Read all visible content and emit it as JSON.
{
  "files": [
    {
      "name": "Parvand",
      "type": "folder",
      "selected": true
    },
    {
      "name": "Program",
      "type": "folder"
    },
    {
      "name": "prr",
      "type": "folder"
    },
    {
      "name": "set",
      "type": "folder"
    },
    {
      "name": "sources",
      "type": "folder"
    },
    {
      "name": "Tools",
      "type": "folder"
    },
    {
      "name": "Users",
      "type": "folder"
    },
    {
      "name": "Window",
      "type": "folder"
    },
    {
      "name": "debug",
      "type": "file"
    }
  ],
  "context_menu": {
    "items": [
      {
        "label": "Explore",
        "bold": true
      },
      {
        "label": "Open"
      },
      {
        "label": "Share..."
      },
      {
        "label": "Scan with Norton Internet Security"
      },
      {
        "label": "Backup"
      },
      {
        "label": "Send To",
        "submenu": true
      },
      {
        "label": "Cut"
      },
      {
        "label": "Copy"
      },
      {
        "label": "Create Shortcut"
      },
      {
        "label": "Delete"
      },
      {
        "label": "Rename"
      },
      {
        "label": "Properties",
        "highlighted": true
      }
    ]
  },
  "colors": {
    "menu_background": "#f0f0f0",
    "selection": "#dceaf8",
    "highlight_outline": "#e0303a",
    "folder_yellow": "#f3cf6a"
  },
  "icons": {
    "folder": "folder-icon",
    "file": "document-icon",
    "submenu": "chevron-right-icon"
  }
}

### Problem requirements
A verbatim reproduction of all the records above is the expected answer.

### Solution to the problem
Read all visible content and emit it as JSON.
{
  "files": [
    {
      "name": "Parvand",
      "type": "folder",
      "selected": true
    },
    {
      "name": "Program",
      "type": "folder"
    },
    {
      "name": "prr",
      "type": "folder"
    },
    {
      "name": "set",
      "type": "folder"
    },
    {
      "name": "sources",
      "type": "folder"
    },
    {
      "name": "Tools",
      "type": "folder"
    },
    {
      "name": "Users",
      "type": "folder"
    },
    {
      "name": "Window",
      "type": "folder"
    },
    {
      "name": "debug",
      "type": "file"
    }
  ],
  "context_menu": {
    "items": [
      {
        "label": "Explore",
        "bold": true
      },
      {
        "label": "Open"
      },
      {
        "label": "Share..."
      },
      {
        "label": "Scan with Norton Internet Security"
      },
      {
        "label": "Backup"
      },
      {
        "label": "Send To",
        "submenu": true
      },
      {
        "label": "Cut"
      },
      {
        "label": "Copy"
      },
      {
        "label": "Create Shortcut"
      },
      {
        "label": "Delete"
      },
      {
        "label": "Rename"
      },
      {
        "label": "Properties",
        "highlighted": true
      }
    ]
  },
  "colors": {
    "menu_background": "#f0f0f0",
    "selection": "#dceaf8",
    "highlight_outline": "#e0303a",
    "folder_yellow": "#f3cf6a"
  },
  "icons": {
    "folder": "folder-icon",
    "file": "document-icon",
    "submenu": "chevron-right-icon"
  }
}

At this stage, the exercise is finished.